THE CAUSES by Cathy Stonehouse

The Causes, fiction by Cathy Stonehouse (Pedlar Press, 2019)

Publication date 25 August 2019

ISBN 978-1-897141-95-3 || $22

Cathy Stonehouse writes fiction, poetry and nonfiction, and has published widely in each of these genres. Originally from the UK, she studied English at Oxford University, where she  became interested in experimental traditions in women’s poetry and fiction. She holds an MFA in Creative Writing from UBC, and a Certificate in Expressive Arts Therapy from Langara College.

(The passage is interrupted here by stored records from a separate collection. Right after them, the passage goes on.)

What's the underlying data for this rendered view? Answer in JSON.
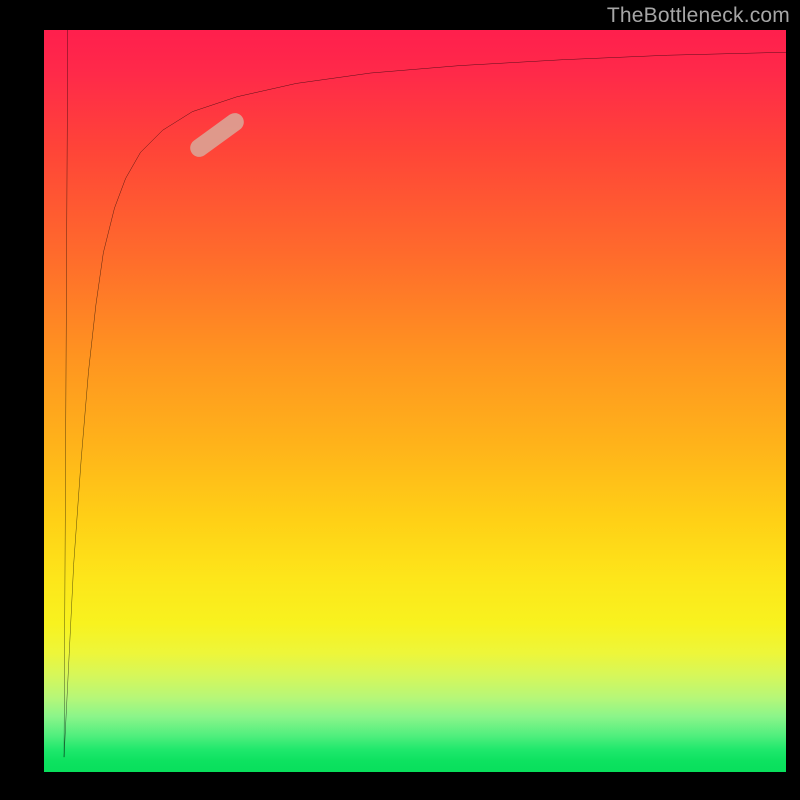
{
  "watermark": "TheBottleneck.com",
  "chart_data": {
    "type": "line",
    "title": "",
    "xlabel": "",
    "ylabel": "",
    "xlim": [
      0,
      100
    ],
    "ylim": [
      0,
      100
    ],
    "grid": false,
    "legend": false,
    "background": "gradient",
    "background_gradient_stops": [
      {
        "pct": 0,
        "color": "#ff1f4d"
      },
      {
        "pct": 30,
        "color": "#ff6a2c"
      },
      {
        "pct": 56,
        "color": "#ffb31a"
      },
      {
        "pct": 80,
        "color": "#f8f21f"
      },
      {
        "pct": 90,
        "color": "#b6f778"
      },
      {
        "pct": 100,
        "color": "#08df5c"
      }
    ],
    "series": [
      {
        "name": "bottleneck-curve",
        "x": [
          1,
          2,
          3,
          4,
          5,
          6,
          7,
          8,
          9,
          10,
          12,
          14,
          16,
          18,
          20,
          24,
          28,
          32,
          38,
          46,
          56,
          68,
          82,
          100
        ],
        "y": [
          2,
          40,
          60,
          70,
          76,
          80,
          82.5,
          84.5,
          86,
          87.2,
          89,
          90.2,
          91.2,
          92,
          92.6,
          93.6,
          94.2,
          94.7,
          95.3,
          95.8,
          96.3,
          96.7,
          97,
          97.3
        ]
      }
    ],
    "highlight_point": {
      "x": 10,
      "y": 87,
      "color": "#dca193",
      "shape": "capsule"
    }
  }
}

Her publications include the poetry collections The Words I Know (Press Gang) and grace shiver (Inanna Publications), and the short fiction collection Something about the Animal (Biblioasis).

This complex and unsettling debut novel follows the young Argentine conscript José Ramirez from his torture on the bleak plains of the Falklands, back into his childhood in pre-revolution Argentina, and forward across continents as he grapples with the loss of his father and his country as he knew it. Carlos Ramirez is taken by force from his apartment, leaving behind only a pair of broken glasses. His son, José, is left with unanswerable questions that become threatening after he is sent to the Malvinas to fight an impossible war. Mysterious, gripping, poetic and magic-realist, The Causes is a love story for a threatened planet, set in Argentina, Spain, the UK, and the South Atlantic.

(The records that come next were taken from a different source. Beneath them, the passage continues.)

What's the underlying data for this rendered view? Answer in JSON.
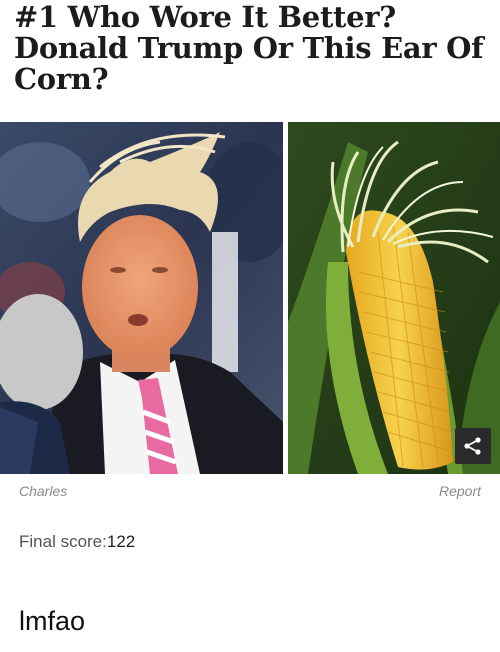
{
  "post": {
    "headline": "#1 Who Wore It Better? Donald Trump Or This Ear Of Corn?"
  },
  "meta": {
    "username": "Charles",
    "report_label": "Report"
  },
  "score": {
    "label": "Final score:",
    "value": "122"
  },
  "caption": {
    "text": "lmfao"
  },
  "icons": {
    "share": "share-icon"
  }
}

Praise for Cathy Stonehouse’s THE CAUSES (Pedlar 2019):


“I finished this book a few days ago and have been carrying around its powerful story in my heart and head ever since. The author has captured something tremendous here that will resonate with anyone who wants to put on another’s skin and experience their struggles and triumphs close-up.

While I was familiar with the Falklands/Malvinas conflict, I had never read anything like this narrator’s perspective. He is a young Argentinian man, and the author viscerally recreates his wartime experiences, along with his ensuing struggle after returning to a country that blames (and shames) its soldiers for losing.

Internal and external demons combine to drive him through a series of challenges that the author artfully blends with hints of magic realism. What is real? Who’s to say? Along the way the story illuminates a conflict that few people talk about, along with the toll it took on those involved.
The prose is stunning and the story is heartbreaking and powerful. This is a must-read for anyone interested in British or South American history, wartime experiences, PTSD, along with anyone who loves deep and thought-provoking stories told in the finest literary prose. —Shannon Cowan

STARRED REVIEW Quill & Quire The Lady From Kent, Barbara Nichol, illustrated by Bill Pechet

The spirits of Lear and Belloc are channelled in Barbara Nichol’s arousingly illogical book of light verse, The Lady from Kent, about, well, a lady who says she’s from Kent. But as we quickly learn the Lady says a lot of things, few of which relate to a recognizable reality. They sure are entertaining, though.

The book is divided into sections, told to an unseen narrator, that function as a kind of absurdist resumé In Early Years, we meet the Lady’s pet raccoon. When the Lady was a child, she instructed the animal to play the violin (and spoons), earning the animal’s lifelong loyalty. Some Worthy Acts catalogues the Lady’s generosity: in addition to running a charm school for bats, she taught autumn leaves to fall and giants to be small.

Oddities and Accomplishments (which could describe the whole book) boasts of how the Lady does the daily crossword never looking at the clues and bakes chocolate cake without ingredients. Her claim of having invented the bathing cap and rake, however, provokes skepticism on the part of the narrator (the rake, after all, is eons old). This causes the Lady to become peevish, her tone very cold: Her answer came so quickly / That it might have been rehearsed: / I said I had invented it, / Not that I was first!

A Business Venture describes how the Lady once befriended a vast swarm of killer bees that she trained to perform circus acts disguised as fleas, all while remaining mindful of the capitalist imperative: She taught them to walk tightropes, / And bring tigers to submission, / And many other wondrous feats, / For which she charged admission.

This is the ninth children’s book by the multi-talented Nichol (who also created the beloved recording Beethoven Lives Upstairs) and the fourth by illustrator Bill Pechet. An architect and designer by trade, Pechet once represented Canada at the Venice Biennale with the world’s largest polar-fleece garment, giving him exactly the right credentials for this project.

The Lady from Kent is so musical and clever it comes as a surprise when the rhymes occasionally mash their gears. But think of that as praising with faint damnation: page after page, Nichol shores up surface whimsy with blazing originality and intelligence.

ODERIN, poetry by Agnes Walsh

A collection by Newfoundland poet Agnes Walsh, her first since the release of GOING AROUND WITH BACHELORS (2007). Born and raised in Placentia, NL, Walsh studied folklore in Georgia (USA), before returning home and taking to writing works founded in her love of her ancestral place. ODERIN is an homage to Walsh’s mother, who liked to sign her letters, Love from your loving mother, Mother.